Friday, 5 September 2014
Cheers to the peepes at Do Androids Dance? for sharing this exclusive - my remix of LA's Purple Crush (ft Drag Race winner Raja and Moustache Mondays resident DJ Josh Peace), on a more tribal tip. Other remixes come from Tittsworth, ShyBoy and Josh himself - you can pick them up on iTunes.
Monday, 1 September 2014
My latest ballroom piece for FACT Magazine is a look at 3 recent mixtpes put out by heavy hitters at MikeQ's Qween Beat label - namely Beek, Byrell The Great and Divoli S'Vere:
READ THE REST HERE.
What Brick Bandits are to Jersey club and what Teklife is to footwork, Qween Beat is to ballroom.
That is, unquestionably the number one production and djing crew, who set the standard for the music and culture in a scene that’s currently booming in popularity.
Headed up by the formidable MikeQ, resident at New York’s weekly dance showdown Vogue Knights and recording artist for LA’s Fade To Mind, Qween Beat counts among their ranks a dozen different members, with skills ranging from the usual production and remixing, to DJing and MCing (in particular the uptempo, in-your-face styles known as “commentating” and “chanting”, unique to ballroom and distinct from other rap-based vocal forms).
This past summer, three of the main members of Qween Beat – Divoli S’Vere, Beek and Byrell The Great – have all released their latest mixtape installments, showcasing each producer’s individual style and their take on the ballroom sound. While the genre is very much rooted in ’90s house and current East coast American club styles – with recognisable signifiers like the Kenlou “HA”/krash and vocal snippets from the like of Kevin Aviance (“cun-ty”) and Loleatta Holloway (the instantly recognisable “woop” vocal from Armand Van Helden’s “Witchdoktor”) – there is much more to ballroom than just a specific set of samples married to a minimalist club/house aesthetic.
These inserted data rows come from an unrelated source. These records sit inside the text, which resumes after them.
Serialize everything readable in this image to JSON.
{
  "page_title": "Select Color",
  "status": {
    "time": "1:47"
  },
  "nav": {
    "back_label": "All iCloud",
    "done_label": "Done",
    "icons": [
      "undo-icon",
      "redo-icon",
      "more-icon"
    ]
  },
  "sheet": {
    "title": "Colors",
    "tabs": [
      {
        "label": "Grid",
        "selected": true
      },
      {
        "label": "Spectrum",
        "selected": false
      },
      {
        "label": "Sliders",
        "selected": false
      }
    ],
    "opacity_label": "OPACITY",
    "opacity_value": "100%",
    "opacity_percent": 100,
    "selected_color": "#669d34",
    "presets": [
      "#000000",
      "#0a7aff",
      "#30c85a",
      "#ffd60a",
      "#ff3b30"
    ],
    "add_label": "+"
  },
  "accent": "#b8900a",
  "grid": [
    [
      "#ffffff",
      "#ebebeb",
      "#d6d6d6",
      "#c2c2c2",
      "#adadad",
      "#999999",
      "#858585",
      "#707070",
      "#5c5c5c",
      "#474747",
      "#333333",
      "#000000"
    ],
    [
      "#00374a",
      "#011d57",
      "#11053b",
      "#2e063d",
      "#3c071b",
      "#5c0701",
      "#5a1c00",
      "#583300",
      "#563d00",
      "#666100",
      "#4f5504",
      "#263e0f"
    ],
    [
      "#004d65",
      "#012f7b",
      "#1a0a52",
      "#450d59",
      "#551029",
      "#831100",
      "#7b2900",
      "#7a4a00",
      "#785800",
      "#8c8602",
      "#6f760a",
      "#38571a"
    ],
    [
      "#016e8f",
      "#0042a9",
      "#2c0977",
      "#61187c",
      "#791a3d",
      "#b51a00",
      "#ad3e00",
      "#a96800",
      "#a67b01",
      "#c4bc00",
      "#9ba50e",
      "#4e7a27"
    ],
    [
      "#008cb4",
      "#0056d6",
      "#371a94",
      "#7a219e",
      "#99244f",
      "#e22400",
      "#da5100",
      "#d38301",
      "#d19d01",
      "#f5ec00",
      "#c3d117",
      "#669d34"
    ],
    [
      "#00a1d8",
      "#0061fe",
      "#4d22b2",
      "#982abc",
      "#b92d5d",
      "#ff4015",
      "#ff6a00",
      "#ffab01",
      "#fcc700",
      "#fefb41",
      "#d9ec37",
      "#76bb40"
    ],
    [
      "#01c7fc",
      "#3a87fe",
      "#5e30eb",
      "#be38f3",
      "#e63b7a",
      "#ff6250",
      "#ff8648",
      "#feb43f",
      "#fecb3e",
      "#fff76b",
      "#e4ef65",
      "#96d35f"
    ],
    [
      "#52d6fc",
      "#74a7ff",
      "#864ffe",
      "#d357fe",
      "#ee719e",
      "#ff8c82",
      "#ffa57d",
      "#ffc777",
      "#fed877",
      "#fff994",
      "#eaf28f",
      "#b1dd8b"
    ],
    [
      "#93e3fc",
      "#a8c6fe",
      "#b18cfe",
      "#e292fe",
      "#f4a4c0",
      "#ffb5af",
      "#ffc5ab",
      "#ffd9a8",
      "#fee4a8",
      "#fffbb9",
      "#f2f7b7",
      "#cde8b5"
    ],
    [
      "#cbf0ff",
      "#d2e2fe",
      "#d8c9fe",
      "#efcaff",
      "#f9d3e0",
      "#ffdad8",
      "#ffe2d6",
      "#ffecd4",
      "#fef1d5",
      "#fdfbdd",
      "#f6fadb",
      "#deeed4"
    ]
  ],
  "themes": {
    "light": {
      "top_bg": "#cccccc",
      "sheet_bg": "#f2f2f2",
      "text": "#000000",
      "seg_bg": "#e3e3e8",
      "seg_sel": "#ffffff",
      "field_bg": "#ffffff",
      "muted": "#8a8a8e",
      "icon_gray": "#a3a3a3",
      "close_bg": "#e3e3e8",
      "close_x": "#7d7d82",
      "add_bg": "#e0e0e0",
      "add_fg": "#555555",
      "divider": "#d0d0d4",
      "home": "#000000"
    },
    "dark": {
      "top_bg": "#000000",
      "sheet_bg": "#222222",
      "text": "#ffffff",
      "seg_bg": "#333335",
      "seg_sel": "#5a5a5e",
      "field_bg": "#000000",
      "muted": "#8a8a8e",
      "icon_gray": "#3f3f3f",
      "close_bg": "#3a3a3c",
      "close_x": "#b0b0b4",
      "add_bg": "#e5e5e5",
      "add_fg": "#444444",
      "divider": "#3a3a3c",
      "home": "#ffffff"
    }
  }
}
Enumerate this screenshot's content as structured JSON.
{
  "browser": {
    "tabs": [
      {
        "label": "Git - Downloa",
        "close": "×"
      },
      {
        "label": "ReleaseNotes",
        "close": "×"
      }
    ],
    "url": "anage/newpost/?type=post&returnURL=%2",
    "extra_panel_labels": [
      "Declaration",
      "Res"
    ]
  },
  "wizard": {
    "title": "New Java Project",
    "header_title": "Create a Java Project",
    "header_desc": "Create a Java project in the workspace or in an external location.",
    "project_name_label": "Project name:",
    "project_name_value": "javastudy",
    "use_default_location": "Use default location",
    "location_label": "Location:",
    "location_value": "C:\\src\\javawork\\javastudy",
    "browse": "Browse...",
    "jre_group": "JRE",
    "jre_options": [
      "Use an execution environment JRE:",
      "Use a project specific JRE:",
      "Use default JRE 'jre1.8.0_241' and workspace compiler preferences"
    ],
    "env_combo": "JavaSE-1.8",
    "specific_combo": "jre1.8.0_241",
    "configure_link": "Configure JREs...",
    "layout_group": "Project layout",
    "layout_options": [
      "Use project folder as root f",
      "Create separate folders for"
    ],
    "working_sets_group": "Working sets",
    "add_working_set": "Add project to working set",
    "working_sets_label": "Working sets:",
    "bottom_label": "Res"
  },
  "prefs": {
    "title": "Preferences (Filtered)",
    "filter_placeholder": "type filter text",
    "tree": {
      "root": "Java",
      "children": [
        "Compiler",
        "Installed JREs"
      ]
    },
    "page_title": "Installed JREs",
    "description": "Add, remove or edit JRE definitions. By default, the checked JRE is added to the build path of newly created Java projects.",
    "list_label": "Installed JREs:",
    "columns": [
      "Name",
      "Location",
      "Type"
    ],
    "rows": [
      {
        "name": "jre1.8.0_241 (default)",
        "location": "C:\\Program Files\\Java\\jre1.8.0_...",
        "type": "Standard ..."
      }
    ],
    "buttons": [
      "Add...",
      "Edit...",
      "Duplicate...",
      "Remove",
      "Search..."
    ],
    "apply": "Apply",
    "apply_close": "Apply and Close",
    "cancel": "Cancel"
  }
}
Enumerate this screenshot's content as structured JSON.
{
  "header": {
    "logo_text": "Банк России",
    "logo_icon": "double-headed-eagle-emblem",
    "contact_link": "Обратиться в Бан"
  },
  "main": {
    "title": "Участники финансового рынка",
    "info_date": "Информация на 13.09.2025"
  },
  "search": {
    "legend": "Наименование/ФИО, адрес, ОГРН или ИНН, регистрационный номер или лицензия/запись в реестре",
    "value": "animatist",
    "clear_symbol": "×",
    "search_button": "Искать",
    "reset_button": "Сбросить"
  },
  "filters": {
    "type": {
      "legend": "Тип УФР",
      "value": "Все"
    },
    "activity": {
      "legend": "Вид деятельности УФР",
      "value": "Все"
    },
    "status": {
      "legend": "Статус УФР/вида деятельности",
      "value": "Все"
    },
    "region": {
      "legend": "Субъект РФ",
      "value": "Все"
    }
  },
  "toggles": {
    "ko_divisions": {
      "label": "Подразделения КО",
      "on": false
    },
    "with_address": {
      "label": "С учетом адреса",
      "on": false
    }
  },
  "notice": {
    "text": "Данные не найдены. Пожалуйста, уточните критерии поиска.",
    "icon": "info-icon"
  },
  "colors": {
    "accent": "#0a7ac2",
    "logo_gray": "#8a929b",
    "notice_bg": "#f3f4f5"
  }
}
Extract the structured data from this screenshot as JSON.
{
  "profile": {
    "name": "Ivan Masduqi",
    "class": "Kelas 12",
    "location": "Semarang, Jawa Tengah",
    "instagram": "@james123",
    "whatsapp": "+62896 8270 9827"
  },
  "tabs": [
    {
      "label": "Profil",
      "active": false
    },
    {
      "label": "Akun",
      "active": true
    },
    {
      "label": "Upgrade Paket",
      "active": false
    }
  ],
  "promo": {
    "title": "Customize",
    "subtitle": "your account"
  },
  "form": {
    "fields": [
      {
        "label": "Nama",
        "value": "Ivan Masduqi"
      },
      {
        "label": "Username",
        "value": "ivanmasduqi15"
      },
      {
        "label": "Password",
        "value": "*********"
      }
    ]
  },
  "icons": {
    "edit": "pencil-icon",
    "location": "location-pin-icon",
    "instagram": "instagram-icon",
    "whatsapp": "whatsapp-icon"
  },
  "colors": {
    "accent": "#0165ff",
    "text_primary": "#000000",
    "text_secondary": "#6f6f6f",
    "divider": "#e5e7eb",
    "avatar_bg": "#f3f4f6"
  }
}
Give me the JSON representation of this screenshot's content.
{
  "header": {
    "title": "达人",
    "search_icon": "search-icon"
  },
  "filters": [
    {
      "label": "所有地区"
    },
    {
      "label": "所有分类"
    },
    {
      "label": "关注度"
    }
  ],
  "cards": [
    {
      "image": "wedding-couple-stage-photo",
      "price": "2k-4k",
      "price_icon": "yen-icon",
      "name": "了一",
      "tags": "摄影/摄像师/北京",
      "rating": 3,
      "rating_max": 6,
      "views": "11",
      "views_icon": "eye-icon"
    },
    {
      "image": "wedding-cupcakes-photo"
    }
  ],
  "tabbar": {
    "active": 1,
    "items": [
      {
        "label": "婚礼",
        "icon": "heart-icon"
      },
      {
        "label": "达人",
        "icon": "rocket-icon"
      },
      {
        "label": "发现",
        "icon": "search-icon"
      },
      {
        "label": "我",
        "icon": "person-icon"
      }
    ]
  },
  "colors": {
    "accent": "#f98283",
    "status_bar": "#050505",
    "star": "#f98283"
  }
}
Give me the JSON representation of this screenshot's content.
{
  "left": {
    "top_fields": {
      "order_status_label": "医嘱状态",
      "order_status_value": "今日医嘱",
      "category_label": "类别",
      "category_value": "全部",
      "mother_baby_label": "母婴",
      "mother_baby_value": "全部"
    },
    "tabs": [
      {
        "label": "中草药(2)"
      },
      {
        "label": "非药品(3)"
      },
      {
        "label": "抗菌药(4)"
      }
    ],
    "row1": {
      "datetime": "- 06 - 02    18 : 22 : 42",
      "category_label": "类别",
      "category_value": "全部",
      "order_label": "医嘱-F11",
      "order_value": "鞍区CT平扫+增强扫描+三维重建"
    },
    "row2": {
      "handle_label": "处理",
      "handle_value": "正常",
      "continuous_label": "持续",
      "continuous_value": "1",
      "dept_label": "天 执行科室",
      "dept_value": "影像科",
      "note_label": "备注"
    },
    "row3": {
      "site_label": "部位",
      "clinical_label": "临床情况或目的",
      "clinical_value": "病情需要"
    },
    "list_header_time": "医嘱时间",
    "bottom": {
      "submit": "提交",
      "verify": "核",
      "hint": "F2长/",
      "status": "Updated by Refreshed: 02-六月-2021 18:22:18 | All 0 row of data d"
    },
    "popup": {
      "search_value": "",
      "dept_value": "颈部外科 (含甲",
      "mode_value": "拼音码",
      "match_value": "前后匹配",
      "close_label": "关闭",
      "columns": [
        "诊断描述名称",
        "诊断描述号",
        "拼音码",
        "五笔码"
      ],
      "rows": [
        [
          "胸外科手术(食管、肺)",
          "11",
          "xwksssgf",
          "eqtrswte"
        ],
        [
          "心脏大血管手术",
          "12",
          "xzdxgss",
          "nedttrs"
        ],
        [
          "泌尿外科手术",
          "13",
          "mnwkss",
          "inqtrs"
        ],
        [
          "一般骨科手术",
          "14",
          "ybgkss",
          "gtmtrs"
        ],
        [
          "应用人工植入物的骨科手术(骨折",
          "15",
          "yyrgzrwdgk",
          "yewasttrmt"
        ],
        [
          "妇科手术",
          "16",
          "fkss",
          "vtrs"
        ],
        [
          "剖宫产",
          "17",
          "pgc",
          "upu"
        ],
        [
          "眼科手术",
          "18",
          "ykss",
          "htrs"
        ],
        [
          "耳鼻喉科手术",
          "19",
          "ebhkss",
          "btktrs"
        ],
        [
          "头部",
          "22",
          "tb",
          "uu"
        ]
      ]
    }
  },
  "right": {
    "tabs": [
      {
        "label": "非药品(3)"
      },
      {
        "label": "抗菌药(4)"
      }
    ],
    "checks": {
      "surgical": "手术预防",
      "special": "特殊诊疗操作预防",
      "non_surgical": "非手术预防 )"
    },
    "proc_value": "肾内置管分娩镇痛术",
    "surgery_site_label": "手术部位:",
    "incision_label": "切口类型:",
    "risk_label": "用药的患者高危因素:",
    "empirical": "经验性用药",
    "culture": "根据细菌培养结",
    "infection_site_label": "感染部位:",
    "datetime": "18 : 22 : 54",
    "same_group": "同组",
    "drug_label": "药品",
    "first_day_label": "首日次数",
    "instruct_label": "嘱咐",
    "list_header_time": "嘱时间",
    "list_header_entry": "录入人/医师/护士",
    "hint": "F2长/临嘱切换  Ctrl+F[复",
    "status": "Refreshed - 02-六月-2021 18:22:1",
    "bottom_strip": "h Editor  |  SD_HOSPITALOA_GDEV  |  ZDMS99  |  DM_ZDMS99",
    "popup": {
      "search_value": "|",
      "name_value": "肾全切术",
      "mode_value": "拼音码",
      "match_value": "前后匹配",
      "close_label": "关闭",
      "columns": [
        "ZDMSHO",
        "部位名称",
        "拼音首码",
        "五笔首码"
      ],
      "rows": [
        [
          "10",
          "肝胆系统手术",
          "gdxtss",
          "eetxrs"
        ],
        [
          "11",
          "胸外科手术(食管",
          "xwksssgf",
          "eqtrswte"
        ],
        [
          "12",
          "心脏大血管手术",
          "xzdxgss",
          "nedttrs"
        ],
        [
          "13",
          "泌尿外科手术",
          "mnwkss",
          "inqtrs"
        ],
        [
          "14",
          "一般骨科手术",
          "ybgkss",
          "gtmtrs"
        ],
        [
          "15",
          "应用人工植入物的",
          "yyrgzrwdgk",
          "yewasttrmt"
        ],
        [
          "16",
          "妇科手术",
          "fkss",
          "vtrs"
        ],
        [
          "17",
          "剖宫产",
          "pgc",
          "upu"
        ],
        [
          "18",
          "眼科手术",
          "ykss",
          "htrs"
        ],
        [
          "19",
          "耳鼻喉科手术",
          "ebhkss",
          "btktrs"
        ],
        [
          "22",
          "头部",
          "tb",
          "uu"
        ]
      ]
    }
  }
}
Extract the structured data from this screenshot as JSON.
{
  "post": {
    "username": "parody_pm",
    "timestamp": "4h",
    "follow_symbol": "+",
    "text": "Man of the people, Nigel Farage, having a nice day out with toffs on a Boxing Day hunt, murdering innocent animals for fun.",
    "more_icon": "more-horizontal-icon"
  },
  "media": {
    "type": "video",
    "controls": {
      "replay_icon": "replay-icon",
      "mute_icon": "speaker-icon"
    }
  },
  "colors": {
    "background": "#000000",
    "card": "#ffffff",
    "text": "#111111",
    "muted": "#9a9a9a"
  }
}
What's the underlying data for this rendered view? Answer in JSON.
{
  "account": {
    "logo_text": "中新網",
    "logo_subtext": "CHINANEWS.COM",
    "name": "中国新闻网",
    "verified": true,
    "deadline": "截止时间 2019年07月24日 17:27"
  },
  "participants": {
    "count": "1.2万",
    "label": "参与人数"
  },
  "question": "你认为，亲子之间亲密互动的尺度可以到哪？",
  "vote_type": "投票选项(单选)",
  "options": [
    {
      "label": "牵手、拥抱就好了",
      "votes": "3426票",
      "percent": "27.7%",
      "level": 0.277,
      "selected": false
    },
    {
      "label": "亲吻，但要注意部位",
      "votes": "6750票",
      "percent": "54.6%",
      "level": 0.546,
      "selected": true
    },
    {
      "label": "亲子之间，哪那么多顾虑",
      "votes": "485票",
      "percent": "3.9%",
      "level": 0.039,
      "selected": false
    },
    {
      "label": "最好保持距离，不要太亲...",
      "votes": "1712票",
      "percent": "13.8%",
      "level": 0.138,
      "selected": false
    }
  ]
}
I spoke to Divoli, Beek and Byrell to get the low down on what makes a track “ballroom”, but also to find out how exactly these talented producers differ from each other, and what else the Qween Beat crew has in store for us in the future.
READ THE REST HERE.